■ Work request: The answer must be every line of the records below that contains the word "JSON", copied out.
____
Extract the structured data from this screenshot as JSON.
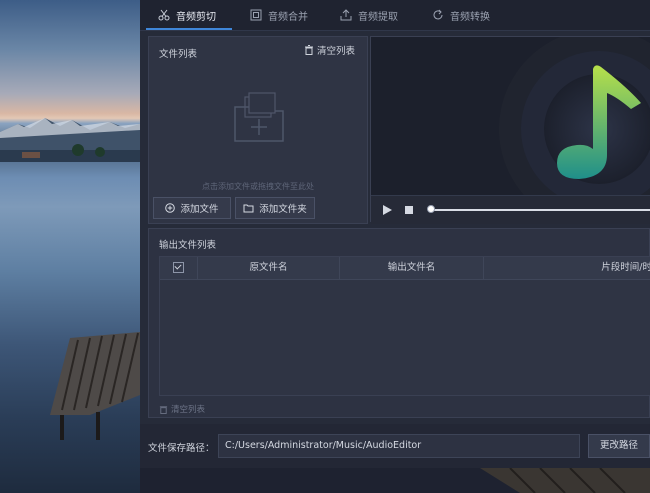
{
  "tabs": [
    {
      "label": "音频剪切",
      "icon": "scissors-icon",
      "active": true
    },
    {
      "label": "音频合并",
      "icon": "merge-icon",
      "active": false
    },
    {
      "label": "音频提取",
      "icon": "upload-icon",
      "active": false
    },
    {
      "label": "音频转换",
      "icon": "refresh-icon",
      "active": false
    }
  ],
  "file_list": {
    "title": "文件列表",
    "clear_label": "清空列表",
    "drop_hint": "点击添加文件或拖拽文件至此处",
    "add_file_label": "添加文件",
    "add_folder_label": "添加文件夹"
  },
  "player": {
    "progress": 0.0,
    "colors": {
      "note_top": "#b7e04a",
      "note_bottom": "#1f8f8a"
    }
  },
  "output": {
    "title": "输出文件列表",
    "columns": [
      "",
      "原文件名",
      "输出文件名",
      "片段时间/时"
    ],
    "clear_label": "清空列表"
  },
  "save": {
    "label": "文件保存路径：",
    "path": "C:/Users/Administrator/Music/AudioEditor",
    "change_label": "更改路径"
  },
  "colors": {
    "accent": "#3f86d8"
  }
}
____
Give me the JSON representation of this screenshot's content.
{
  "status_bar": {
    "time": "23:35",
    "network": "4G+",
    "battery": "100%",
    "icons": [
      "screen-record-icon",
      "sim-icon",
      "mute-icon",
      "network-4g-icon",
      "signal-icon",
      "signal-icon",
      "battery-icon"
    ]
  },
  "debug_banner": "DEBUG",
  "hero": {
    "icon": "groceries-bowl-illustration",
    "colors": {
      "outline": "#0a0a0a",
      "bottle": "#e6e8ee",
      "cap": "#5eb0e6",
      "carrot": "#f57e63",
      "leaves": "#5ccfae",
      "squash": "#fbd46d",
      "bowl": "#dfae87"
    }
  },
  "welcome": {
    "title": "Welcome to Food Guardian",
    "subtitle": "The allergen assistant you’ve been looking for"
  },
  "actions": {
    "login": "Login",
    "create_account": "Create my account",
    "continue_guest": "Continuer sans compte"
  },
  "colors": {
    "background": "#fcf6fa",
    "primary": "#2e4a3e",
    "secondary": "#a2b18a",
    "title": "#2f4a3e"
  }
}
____
■ Written response:
Extract the structured data from this screenshot as JSON.
Give me the JSON representation of this screenshot's content.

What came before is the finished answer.